[[ Source material open ]]
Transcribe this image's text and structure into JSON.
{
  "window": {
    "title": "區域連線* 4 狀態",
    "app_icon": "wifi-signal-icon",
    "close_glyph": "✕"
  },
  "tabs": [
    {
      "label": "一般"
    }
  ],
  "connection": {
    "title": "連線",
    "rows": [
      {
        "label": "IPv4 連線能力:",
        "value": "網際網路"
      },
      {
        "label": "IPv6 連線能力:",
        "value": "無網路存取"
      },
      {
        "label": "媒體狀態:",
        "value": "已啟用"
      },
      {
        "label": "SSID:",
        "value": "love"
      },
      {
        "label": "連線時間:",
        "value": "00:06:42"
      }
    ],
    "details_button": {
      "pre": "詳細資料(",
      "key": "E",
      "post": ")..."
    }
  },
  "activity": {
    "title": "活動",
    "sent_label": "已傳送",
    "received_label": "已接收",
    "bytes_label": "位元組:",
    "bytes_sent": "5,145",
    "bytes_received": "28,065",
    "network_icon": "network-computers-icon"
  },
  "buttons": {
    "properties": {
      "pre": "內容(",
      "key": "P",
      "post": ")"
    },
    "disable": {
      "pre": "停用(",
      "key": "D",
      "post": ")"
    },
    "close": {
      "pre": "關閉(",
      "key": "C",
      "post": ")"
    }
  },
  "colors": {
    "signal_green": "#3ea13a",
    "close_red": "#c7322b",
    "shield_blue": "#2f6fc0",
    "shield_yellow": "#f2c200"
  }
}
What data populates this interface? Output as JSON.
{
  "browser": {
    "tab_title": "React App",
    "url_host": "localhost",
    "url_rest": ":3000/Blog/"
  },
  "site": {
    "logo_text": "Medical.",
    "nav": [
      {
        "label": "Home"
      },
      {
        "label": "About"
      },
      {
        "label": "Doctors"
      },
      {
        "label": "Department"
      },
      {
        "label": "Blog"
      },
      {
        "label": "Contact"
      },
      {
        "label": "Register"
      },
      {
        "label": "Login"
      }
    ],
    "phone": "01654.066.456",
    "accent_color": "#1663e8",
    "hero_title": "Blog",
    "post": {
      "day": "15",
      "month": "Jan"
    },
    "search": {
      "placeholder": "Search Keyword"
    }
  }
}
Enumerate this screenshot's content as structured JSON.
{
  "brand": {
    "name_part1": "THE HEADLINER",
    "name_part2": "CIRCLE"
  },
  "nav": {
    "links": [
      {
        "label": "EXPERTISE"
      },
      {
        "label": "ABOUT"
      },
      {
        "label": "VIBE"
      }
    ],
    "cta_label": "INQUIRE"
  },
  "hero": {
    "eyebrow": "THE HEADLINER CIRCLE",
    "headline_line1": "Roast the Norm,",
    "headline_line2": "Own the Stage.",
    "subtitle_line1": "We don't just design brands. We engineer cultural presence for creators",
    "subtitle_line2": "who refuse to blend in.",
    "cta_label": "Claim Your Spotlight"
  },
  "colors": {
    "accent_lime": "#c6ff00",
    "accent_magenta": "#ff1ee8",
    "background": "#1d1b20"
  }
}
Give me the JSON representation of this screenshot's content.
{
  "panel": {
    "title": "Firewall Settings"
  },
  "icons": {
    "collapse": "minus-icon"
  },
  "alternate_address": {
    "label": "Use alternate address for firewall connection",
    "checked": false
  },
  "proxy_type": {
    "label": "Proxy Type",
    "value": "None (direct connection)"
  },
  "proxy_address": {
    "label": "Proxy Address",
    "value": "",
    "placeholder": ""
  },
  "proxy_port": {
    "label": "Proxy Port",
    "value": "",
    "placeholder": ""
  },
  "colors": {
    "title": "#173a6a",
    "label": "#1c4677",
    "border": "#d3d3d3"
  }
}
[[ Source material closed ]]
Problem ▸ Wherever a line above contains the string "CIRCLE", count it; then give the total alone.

Expected output ▸ 2